Curating RSS feeds with NetVibes and Pageflakes

There are a number of personalized portals out there that help aggregate your personal world in one place: My Yahoo!, Windows Live, Google Ig, Netvibes, Pageflakes, and others. I use none of them; instead I prefer the venerable about:blank. But lots and lots of people do, and if not for the first generation of personalized portals, I might not have a job.

I have played around with Netvibes and Pageflakes thanks to the amazing amount of coverage they have both been getting across the internets. Both applications support the quick and dirty construction of personal pages from content components. They feature nice WYSIWYG editors for laying out these pages and finding different content providers. For the person with time and energy, you can construct a highly personalized start page in a matter of minutes. The only problem is that people don’t take the time to customize their applications1.

However, this doesn’t prohibit other people from customizing things for you. This is the case with these new start page startups: both have recently created functionality for users to share their customized pages. I think this is very powerful, and I think an example will communicate this best. Suppose you have an idea for a portal; something that doesn’t exist. You have domain knowledge that means you know the best blogs, news sources, and delicious tags that define this space. Instead of going through the work to make an entire portal and/or create a blog around the topic, you can simply curate the same experience using Netvibes.

For instance, I want to create a page based on the idea of social weather. I collect the RSS feeds of all of the different social zeitgeists from across the web, and put them on one page.

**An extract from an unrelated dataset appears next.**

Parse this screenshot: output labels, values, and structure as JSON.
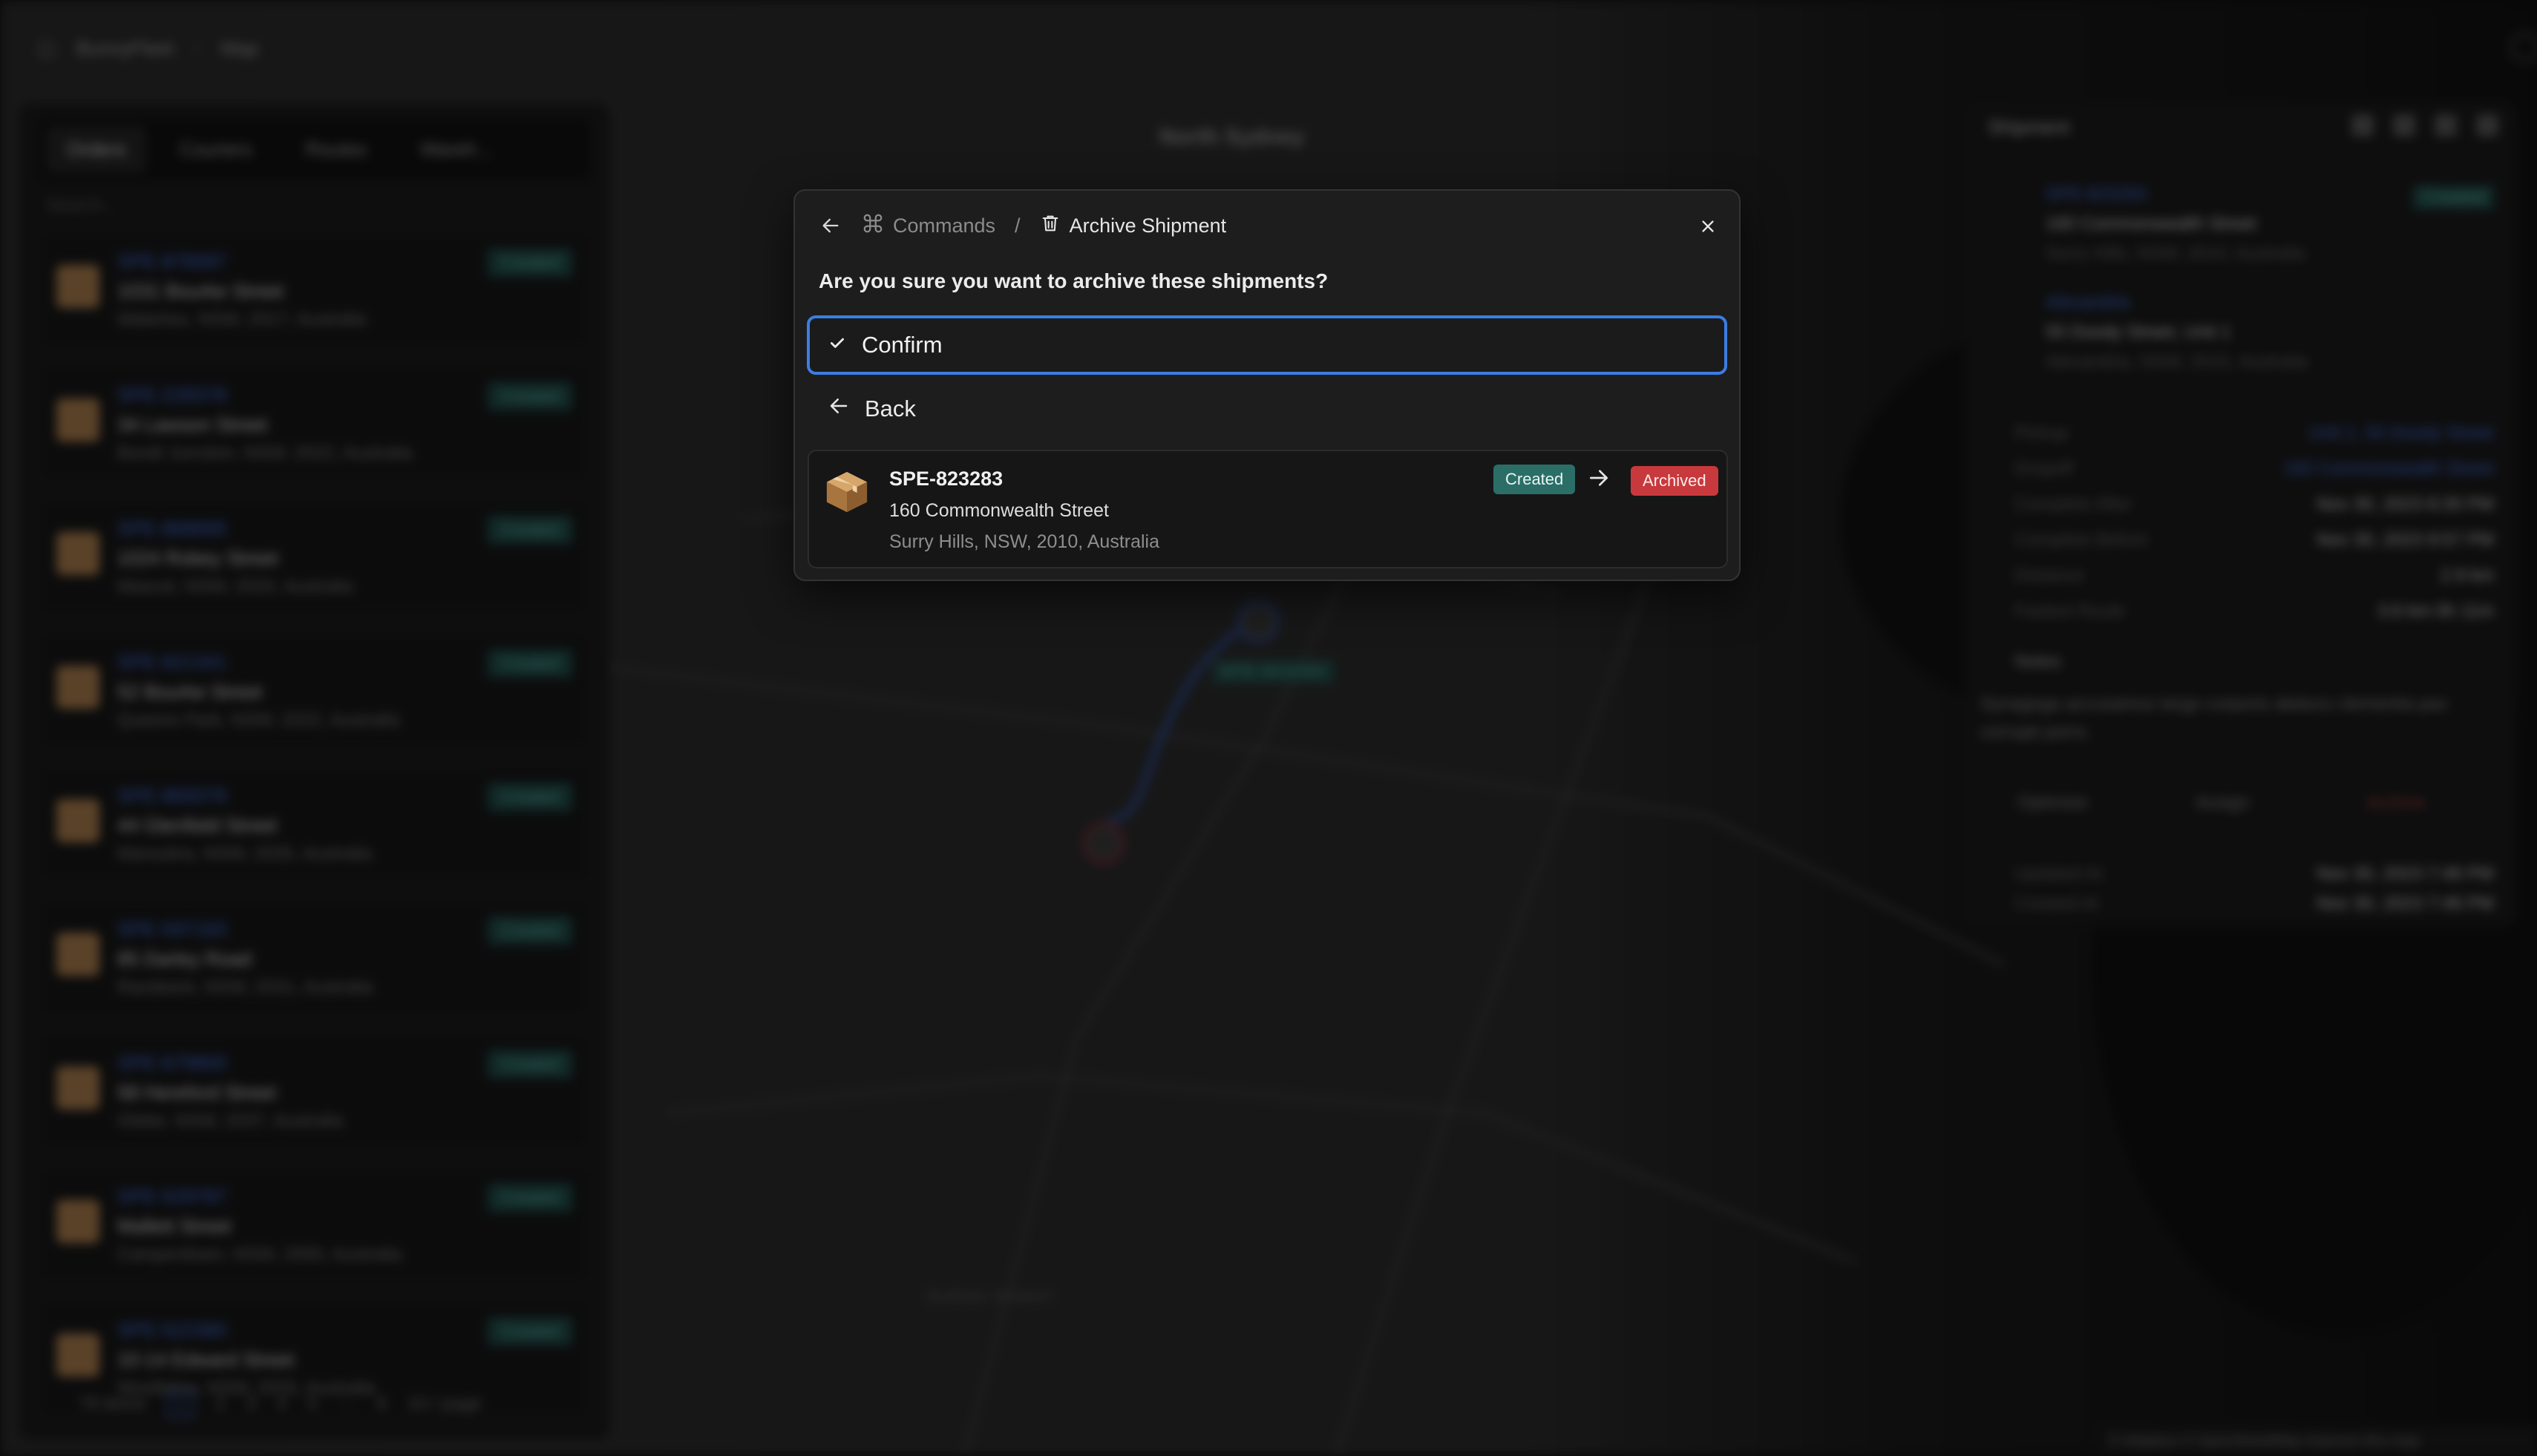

I use Netvibes to lay this content out in a meaningful way, and shizam, I have a social weather station. By clicking the following image, you can add my social weather page to your Netvibes:

Social Weather page

Taking this a step further, imagine that you could brand these pages and that you can embed them anywhere on the web. The local IT guy for any small company could create an intranet portal for employees; a neighborhood organization could create their own view of the world; moderators of groups can make customized pages for their members; in short, anyone who takes the time can create a portal that other people can use.

Right now these pages are trapped within their respective sites, but I would guess they will break out sometime soon. Only then will you see how big my social weather station really is! No seriously, it’s going to be huge.

1.   It’s rare to never that I agree with Jakob Nielsen, so rare, in fact, that it deserves a footnote. In this single, isolated point, I think he’s right. People don’t take the time to customize web sites, on average.

Earthquake RSS

bay bridgeIn the second installment of neurotic, phobia-inducing, end-of-May posts, I’ll be addressing the concerns of an impending earthquake disaster in the San Francisco area. Not that I’m really scared every time I drive across the eastern span of the bay bridge. I mean, it held up pretty well during the Loma-Prieta Earthquake in 1989, and I’m sure all of the repairs probably made it much stronger than before. Which probably explains why they’re building the eastern span replacement at the speed of light.

I grew up in California, and have lots of fond memories of shaking around in bed and seeing things rattle off of shelves. I witnessed the horror of the ’89 quake and have driven through Hollister enough times to know what a building-with-a-giant-crack looks like. I’m not really scared of earthquakes at all, but my friends’ concern has gotten me thinking, and I realized that I know relatively nothing about the frequency and science of earth shaking.

I’ve wandered past the US Geological Service website when looking for elevation maps or pictures of rocks, but had no idea that they had cultivated an all-knowing network of seismic data. Without much work I was able to find RSS feeds of all seismic activity, categorized by size. Since I subscribed this morning, I’m completely hooked on non-weblog RSS feeds. It goes something like this:

“Ooh, Andy posted a link about some idiot eating his Atari 2600 console.”
“4.5 in the Canary Islands.”
“Yay! Merlin posted tips on how to shave precious seconds off of tooth-brushing.”
“3.7 in Northern Alaska.”
“You get the picture.”

Uhh, I mean, you get the picture. So the moral of the day is: if you’re afraid of something, find a constant source of news about it in the form of an RSS feed, and then your fear will go away! With Xanax.